------ PROVIDED DATA
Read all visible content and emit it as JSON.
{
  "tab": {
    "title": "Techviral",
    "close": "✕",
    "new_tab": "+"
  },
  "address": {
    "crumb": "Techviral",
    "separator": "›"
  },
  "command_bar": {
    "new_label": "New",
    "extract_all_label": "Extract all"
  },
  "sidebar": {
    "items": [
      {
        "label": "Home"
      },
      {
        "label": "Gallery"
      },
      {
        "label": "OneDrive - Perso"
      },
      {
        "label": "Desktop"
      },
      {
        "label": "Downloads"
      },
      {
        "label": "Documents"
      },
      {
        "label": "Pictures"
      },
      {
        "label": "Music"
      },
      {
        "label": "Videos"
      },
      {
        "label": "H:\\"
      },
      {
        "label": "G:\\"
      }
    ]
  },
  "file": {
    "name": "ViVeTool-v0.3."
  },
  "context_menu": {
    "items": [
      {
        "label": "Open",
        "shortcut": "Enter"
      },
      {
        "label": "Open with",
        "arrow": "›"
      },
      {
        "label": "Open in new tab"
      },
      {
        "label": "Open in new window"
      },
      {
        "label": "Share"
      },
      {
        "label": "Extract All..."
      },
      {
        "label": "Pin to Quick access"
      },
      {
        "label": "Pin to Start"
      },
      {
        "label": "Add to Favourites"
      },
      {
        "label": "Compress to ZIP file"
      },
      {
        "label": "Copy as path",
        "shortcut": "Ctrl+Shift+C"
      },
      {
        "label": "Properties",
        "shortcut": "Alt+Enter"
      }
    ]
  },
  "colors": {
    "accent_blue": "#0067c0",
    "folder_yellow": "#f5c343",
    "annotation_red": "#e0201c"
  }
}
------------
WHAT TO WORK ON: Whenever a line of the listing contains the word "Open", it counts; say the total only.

REPLY TO THE EXERCISE: 4